Leaving Cert engineering: Rollercoasters and smartphones

Good reaction to an unexpectedly newsworthy paper

The somewhat uncanny inclusion of both a short and a long question about rollercoaster safety brought the higher level engineering paper bang up to date for Thursday morning’s Leaving Cert students.

Even without the Alton Towers incident, however, the paper held its own in a modern world with questions about touchscreen technology, smartphone components and fuel injection engine systems all making an appearance.

"The engineering exam has evolved," said ASTI subject rep Eamon Dennehy, who teachers in Heywood Community School in Laois. "There is an effort to make the topics relevant to students."

Indeed the special topic which features in the exam and which students research beforehand, changes each year.
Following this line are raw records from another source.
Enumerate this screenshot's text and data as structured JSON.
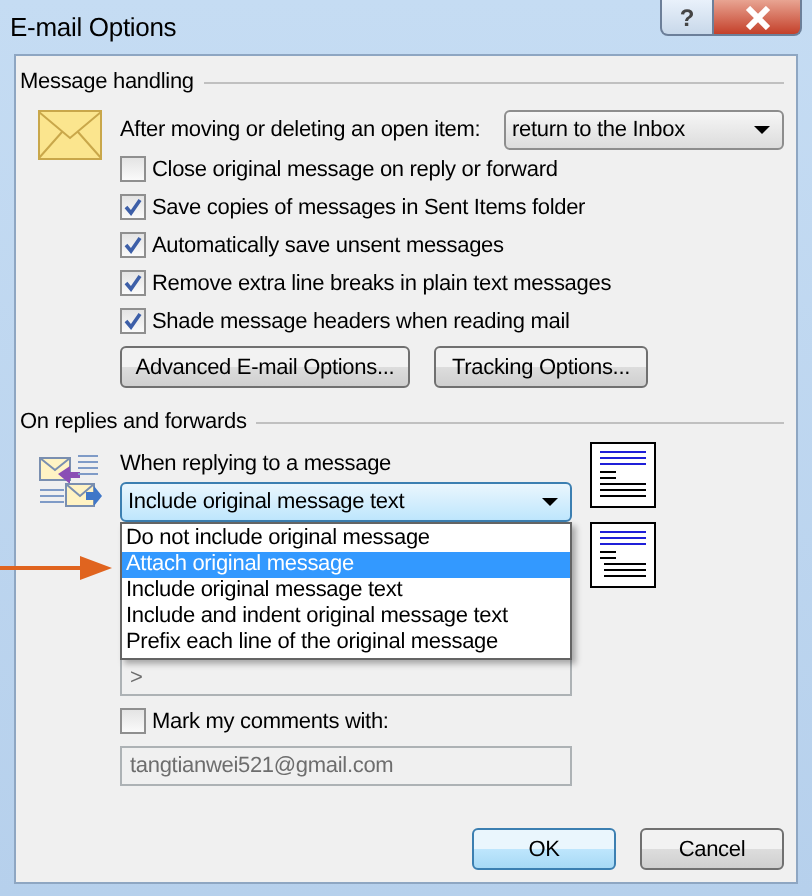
{
  "window": {
    "title": "E-mail Options",
    "help": "?"
  },
  "message_handling": {
    "title": "Message handling",
    "after_moving": {
      "label": "After moving or deleting an open item:",
      "value": "return to the Inbox"
    },
    "options": [
      {
        "label": "Close original message on reply or forward",
        "checked": false
      },
      {
        "label": "Save copies of messages in Sent Items folder",
        "checked": true
      },
      {
        "label": "Automatically save unsent messages",
        "checked": true
      },
      {
        "label": "Remove extra line breaks in plain text messages",
        "checked": true
      },
      {
        "label": "Shade message headers when reading mail",
        "checked": true
      }
    ],
    "buttons": [
      "Advanced E-mail Options...",
      "Tracking Options..."
    ]
  },
  "replies": {
    "title": "On replies and forwards",
    "when_replying": {
      "label": "When replying to a message",
      "value": "Include original message text",
      "expanded": true
    },
    "dropdown_list": [
      {
        "label": "Do not include original message",
        "selected": false
      },
      {
        "label": "Attach original message",
        "selected": true
      },
      {
        "label": "Include original message text",
        "selected": false
      },
      {
        "label": "Include and indent original message text",
        "selected": false
      },
      {
        "label": "Prefix each line of the original message",
        "selected": false
      }
    ],
    "prefix_field": {
      "value": ">",
      "disabled": true
    },
    "mark_comments": {
      "label": "Mark my comments with:",
      "checked": false
    },
    "mark_field": {
      "value": "tangtianwei521@gmail.com",
      "disabled": true
    }
  },
  "buttons": [
    {
      "label": "OK",
      "default": true
    },
    {
      "label": "Cancel",
      "default": false
    }
  ]
}
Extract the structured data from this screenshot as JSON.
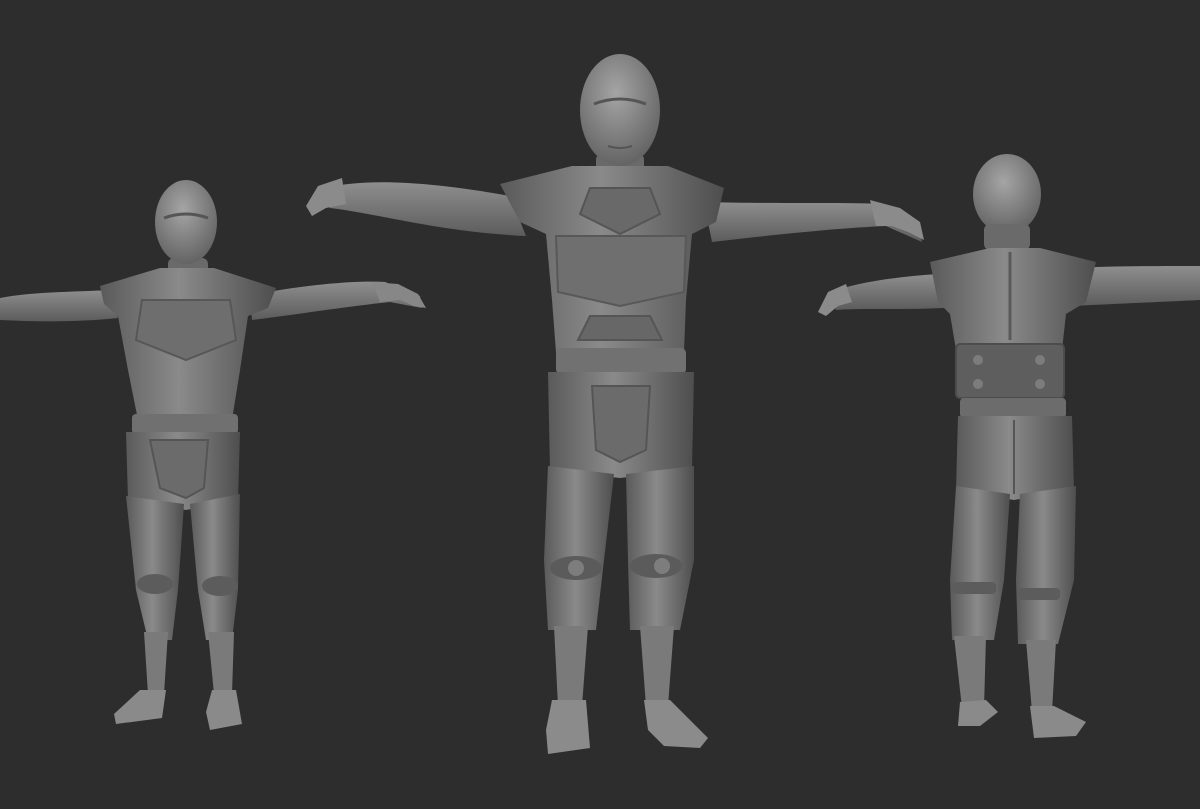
{
  "scene": {
    "background_color": "#2d2d2d",
    "model_color": "#7b7b7b",
    "model_shadow_color": "#555555",
    "model_highlight_color": "#a3a3a3",
    "figures": [
      {
        "view": "front-three-quarter",
        "pose": "t-pose"
      },
      {
        "view": "front",
        "pose": "t-pose"
      },
      {
        "view": "back",
        "pose": "t-pose"
      }
    ]
  }
}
This means that the exam is always reasonably up-to-date. This year’s special research topic was on fuel injection systems and the exam question contained “a fair bit of detail” according to Dennehy. “The paper was certainly challenging in places. Students would have had to work hard to get their marks,” he said.


Chair of the Engineering Technology Teachers’ Association, Ciarán Callaghan agreed. “There was a good mix of engineering science and practical application,” he said. “The questions about rollercoaster safety design were excellent and relevant, although the examiners couldn’t have known how relevant they would be.”

The knowledge required in the rollercoaster question followed through to a question about the materials needed for mouthguards in sport . “The paper definitely required independent thought,” Callaghan said.

While the paper was challenging in parts, weaker students also got the opportunity to demonstrate their knowledge. “The fuel injection question in particular was very well done,” Callaghan said. “Everyone got an opportunity in that question.”

There weren’t as many popular references on the ordinary level paper. Only about 800 of the 5,500 students who sit engineering do ordinary level.

Today’s exam was worth 50 per cent of the overall mark, students having already completed a project and practical examination earlier in the year.

Overall the engineering paper drew praise from teachers for its dynamism. “Who would have thought that when the iPad came out, questions about the type of glass used on its screen would be featuring on a Leaving Cert exam just a couple of years after that?” Callaghan said.